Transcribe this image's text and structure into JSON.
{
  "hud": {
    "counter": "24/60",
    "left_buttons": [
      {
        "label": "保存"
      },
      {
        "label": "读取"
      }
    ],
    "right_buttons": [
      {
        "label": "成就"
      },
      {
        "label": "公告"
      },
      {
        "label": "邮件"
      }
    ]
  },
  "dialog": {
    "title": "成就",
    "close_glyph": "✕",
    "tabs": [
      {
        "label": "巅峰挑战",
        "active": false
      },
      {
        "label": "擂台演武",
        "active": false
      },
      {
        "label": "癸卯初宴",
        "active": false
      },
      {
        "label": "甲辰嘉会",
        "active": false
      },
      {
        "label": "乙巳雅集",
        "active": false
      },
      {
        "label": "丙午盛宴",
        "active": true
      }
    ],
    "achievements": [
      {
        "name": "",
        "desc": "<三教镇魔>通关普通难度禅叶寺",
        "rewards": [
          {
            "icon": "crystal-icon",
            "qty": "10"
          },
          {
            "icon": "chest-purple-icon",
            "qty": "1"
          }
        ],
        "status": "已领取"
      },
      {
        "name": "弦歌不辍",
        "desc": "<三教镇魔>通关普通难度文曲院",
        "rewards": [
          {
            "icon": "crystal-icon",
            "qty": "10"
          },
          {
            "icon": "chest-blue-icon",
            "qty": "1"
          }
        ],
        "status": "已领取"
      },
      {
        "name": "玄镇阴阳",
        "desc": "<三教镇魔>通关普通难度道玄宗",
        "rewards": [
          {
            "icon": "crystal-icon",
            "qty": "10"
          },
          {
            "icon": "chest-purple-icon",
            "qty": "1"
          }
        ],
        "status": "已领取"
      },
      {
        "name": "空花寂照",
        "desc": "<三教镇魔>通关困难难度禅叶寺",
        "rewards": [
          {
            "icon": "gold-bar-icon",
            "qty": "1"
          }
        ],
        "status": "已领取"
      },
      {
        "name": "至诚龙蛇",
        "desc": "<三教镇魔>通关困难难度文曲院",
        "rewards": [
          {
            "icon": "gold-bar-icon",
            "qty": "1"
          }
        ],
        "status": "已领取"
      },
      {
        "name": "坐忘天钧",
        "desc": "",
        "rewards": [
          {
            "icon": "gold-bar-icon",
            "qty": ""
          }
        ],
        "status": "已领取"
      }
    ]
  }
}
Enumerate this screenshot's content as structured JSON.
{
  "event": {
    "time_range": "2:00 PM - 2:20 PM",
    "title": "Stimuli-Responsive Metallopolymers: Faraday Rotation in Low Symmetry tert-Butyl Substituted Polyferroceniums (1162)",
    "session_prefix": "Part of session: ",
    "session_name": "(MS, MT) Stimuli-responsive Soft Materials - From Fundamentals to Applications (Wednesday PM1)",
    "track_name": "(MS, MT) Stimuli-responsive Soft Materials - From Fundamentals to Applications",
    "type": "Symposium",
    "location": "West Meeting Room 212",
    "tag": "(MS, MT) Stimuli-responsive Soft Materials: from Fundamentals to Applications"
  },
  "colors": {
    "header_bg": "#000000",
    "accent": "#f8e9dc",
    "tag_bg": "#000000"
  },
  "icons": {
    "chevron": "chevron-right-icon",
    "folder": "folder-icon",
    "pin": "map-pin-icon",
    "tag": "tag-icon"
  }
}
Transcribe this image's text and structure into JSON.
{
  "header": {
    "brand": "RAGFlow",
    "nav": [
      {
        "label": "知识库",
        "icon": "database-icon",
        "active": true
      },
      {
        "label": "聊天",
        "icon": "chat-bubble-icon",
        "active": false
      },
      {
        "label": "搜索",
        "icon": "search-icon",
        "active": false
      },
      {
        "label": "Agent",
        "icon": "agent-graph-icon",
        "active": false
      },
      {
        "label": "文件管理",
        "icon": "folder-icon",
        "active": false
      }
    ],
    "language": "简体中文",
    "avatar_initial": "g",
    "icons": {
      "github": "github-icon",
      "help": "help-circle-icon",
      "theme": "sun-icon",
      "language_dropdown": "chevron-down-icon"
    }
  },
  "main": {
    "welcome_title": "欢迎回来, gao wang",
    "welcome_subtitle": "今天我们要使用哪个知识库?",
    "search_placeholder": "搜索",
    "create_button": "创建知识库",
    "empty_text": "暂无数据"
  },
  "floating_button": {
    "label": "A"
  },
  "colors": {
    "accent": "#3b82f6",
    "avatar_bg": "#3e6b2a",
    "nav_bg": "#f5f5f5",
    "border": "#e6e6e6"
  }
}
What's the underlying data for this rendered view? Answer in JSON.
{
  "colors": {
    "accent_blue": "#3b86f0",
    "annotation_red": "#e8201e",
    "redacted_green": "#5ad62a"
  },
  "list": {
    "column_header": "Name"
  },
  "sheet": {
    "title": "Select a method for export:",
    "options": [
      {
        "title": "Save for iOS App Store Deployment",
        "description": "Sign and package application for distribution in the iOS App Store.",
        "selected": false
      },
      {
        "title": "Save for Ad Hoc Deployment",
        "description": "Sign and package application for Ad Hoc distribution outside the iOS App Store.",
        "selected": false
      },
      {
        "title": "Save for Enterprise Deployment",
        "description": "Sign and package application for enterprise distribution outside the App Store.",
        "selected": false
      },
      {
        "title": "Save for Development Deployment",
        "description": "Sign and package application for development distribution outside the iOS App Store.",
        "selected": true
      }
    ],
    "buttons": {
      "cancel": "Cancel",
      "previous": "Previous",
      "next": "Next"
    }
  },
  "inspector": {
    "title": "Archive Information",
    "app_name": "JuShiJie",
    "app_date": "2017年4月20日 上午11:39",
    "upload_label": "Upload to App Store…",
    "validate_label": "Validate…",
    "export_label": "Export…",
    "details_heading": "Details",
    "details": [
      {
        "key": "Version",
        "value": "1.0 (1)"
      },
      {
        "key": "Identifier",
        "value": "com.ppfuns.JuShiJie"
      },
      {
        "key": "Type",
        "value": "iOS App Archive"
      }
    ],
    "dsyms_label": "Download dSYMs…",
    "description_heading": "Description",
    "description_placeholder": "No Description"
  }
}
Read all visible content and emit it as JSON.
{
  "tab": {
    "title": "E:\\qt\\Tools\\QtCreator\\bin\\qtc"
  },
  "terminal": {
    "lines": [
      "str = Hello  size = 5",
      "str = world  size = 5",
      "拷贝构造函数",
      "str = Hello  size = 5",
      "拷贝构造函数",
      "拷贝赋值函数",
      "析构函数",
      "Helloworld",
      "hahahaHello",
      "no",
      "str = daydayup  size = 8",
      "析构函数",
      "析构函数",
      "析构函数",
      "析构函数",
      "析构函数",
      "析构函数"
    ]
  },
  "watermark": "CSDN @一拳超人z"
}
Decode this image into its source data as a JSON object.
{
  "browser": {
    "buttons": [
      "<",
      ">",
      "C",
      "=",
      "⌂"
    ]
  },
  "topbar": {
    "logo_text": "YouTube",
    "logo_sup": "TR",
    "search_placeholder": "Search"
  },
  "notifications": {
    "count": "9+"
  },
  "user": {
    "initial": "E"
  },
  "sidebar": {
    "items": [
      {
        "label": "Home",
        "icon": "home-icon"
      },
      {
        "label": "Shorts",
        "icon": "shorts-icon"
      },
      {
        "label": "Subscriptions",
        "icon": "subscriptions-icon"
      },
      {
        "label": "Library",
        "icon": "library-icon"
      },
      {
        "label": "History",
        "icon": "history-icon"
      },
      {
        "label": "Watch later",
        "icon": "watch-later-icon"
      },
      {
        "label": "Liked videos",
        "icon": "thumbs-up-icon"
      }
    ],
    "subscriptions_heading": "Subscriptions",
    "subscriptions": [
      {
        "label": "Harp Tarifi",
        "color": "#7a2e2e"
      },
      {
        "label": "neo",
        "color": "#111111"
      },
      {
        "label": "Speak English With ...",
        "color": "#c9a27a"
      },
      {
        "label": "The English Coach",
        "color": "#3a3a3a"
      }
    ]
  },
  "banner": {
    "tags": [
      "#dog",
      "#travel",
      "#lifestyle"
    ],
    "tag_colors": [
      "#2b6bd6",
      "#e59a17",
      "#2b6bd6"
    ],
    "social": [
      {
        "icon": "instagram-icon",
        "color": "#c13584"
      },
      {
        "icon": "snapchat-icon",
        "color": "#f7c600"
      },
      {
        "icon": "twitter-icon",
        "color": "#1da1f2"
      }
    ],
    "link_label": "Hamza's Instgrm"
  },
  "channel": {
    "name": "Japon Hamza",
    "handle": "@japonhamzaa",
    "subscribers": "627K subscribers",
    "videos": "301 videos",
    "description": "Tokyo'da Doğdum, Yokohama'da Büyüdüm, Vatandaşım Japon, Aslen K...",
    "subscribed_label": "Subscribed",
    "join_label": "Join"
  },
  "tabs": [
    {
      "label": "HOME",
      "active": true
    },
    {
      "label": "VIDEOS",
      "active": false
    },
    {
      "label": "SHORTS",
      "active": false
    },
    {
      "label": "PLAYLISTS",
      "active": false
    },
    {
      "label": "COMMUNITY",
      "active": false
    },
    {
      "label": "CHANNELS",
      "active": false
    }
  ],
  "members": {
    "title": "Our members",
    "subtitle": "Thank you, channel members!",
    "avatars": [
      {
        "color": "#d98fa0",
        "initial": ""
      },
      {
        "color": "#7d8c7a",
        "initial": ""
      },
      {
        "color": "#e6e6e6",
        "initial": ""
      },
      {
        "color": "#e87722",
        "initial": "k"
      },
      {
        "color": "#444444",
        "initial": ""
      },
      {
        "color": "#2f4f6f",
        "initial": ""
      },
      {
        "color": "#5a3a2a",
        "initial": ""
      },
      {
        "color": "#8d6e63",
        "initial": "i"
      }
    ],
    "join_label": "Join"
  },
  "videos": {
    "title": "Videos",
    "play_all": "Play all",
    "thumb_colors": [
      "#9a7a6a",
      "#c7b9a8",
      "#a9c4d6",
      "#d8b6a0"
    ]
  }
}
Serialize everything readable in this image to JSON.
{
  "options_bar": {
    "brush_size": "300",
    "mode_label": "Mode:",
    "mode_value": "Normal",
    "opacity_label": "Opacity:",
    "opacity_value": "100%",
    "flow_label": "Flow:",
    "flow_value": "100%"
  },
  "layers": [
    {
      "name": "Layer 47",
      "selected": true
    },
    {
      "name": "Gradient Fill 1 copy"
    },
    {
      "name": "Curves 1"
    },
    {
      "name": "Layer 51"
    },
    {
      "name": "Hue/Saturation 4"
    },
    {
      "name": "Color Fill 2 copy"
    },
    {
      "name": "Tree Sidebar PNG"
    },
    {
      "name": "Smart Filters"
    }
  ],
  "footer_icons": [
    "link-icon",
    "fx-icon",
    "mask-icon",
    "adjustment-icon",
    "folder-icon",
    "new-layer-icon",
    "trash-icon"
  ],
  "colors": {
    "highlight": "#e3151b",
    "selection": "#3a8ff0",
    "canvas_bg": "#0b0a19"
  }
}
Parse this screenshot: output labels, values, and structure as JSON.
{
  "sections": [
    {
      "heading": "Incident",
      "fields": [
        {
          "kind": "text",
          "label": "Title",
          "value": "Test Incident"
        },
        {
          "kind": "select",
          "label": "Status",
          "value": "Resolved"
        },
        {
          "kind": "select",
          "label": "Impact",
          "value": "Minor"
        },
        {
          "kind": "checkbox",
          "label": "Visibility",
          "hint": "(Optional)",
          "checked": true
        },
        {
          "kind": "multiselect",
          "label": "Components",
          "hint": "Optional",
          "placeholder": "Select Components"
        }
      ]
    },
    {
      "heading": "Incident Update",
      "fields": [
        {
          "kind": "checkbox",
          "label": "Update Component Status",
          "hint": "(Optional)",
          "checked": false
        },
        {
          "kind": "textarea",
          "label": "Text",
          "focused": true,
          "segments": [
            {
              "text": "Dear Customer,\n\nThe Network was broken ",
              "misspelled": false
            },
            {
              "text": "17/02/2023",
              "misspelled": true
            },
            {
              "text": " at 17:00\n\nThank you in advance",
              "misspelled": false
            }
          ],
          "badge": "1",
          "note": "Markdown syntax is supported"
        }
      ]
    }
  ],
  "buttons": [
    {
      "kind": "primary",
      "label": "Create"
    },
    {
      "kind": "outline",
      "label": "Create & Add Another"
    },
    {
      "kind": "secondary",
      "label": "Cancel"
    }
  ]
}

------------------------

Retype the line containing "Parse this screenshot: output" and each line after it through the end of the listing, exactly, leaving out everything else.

> _TASK OUTPUT_:
Parse this screenshot: output labels, values, and structure as JSON.
{
  "sections": [
    {
      "heading": "Incident",
      "fields": [
        {
          "kind": "text",
          "label": "Title",
          "value": "Test Incident"
        },
        {
          "kind": "select",
          "label": "Status",
          "value": "Resolved"
        },
        {
          "kind": "select",
          "label": "Impact",
          "value": "Minor"
        },
        {
          "kind": "checkbox",
          "label": "Visibility",
          "hint": "(Optional)",
          "checked": true
        },
        {
          "kind": "multiselect",
          "label": "Components",
          "hint": "Optional",
          "placeholder": "Select Components"
        }
      ]
    },
    {
      "heading": "Incident Update",
      "fields": [
        {
          "kind": "checkbox",
          "label": "Update Component Status",
          "hint": "(Optional)",
          "checked": false
        },
        {
          "kind": "textarea",
          "label": "Text",
          "focused": true,
          "segments": [
            {
              "text": "Dear Customer,\n\nThe Network was broken ",
              "misspelled": false
            },
            {
              "text": "17/02/2023",
              "misspelled": true
            },
            {
              "text": " at 17:00\n\nThank you in advance",
              "misspelled": false
            }
          ],
          "badge": "1",
          "note": "Markdown syntax is supported"
        }
      ]
    }
  ],
  "buttons": [
    {
      "kind": "primary",
      "label": "Create"
    },
    {
      "kind": "outline",
      "label": "Create & Add Another"
    },
    {
      "kind": "secondary",
      "label": "Cancel"
    }
  ]
}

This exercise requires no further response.